**WORK INSTRUCTIONS:** The number needed is how many lines of the data hold the string "JSON". Give that number and nothing more.

**Web page and app entries:**
___

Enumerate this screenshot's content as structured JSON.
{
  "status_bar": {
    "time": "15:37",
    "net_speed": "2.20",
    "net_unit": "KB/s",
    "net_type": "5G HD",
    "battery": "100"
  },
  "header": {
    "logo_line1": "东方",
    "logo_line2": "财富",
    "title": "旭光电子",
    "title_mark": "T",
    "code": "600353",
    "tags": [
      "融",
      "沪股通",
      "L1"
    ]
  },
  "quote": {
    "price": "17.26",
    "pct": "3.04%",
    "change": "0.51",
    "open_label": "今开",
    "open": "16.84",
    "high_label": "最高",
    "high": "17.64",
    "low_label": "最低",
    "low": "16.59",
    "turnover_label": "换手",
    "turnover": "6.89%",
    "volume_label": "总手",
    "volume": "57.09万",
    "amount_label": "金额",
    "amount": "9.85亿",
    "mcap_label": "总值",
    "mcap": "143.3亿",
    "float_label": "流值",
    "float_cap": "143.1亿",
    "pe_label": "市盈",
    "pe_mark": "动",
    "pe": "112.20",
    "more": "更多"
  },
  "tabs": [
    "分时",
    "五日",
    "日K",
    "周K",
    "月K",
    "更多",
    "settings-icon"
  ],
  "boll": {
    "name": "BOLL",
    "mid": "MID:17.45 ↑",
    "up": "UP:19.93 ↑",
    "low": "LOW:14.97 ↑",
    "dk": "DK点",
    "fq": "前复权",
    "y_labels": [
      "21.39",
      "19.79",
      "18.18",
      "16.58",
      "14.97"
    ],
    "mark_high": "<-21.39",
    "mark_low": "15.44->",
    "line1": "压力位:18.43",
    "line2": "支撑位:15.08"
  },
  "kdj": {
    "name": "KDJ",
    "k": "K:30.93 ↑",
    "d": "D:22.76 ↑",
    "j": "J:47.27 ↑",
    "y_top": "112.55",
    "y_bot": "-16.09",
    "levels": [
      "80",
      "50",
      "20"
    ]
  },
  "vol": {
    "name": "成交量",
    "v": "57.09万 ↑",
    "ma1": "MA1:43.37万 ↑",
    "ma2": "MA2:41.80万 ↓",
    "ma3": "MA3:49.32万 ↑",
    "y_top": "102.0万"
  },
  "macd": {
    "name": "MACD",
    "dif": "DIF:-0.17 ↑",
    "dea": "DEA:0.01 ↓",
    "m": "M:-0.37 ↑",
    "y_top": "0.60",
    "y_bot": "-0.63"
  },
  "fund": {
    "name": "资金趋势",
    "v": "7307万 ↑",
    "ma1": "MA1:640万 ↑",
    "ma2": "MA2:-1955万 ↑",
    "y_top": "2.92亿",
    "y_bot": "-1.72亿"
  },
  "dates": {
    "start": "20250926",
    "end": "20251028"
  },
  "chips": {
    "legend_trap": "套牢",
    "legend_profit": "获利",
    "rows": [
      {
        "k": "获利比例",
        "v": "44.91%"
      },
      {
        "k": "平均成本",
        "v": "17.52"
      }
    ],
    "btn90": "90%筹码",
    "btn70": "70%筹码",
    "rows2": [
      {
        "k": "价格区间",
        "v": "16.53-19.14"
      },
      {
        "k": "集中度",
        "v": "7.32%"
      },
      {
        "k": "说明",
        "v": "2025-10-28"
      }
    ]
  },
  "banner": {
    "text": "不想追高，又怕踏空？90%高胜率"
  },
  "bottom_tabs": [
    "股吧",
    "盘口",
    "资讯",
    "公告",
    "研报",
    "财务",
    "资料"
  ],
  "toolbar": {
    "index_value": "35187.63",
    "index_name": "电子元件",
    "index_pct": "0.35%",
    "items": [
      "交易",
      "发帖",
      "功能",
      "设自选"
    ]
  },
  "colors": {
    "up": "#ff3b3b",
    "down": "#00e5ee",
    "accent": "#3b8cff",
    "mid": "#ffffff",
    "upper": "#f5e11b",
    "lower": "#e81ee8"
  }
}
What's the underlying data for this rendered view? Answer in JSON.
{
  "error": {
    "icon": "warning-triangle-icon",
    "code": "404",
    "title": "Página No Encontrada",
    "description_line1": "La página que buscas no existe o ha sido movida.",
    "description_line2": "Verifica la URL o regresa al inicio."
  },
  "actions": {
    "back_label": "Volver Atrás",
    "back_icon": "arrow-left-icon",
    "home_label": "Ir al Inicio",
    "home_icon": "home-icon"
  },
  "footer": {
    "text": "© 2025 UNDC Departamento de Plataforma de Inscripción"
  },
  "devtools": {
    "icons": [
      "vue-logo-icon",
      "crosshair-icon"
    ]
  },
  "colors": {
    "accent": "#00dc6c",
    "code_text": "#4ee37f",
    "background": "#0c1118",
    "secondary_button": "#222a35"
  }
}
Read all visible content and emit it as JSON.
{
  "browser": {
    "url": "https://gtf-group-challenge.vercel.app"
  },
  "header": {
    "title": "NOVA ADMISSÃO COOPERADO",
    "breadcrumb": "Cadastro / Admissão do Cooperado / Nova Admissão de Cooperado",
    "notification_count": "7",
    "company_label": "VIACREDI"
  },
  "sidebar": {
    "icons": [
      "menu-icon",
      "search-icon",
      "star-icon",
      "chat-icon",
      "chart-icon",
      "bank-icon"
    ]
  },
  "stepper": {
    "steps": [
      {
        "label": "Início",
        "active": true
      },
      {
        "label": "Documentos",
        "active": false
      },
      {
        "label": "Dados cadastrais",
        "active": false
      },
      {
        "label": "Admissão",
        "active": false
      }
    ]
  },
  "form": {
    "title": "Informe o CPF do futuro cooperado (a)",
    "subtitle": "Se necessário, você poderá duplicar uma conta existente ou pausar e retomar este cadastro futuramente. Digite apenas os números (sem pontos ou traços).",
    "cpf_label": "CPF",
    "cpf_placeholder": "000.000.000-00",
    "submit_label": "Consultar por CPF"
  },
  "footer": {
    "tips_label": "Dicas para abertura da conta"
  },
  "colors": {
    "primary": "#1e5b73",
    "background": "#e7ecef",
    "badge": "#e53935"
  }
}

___

**WRITTEN REPLY:** 3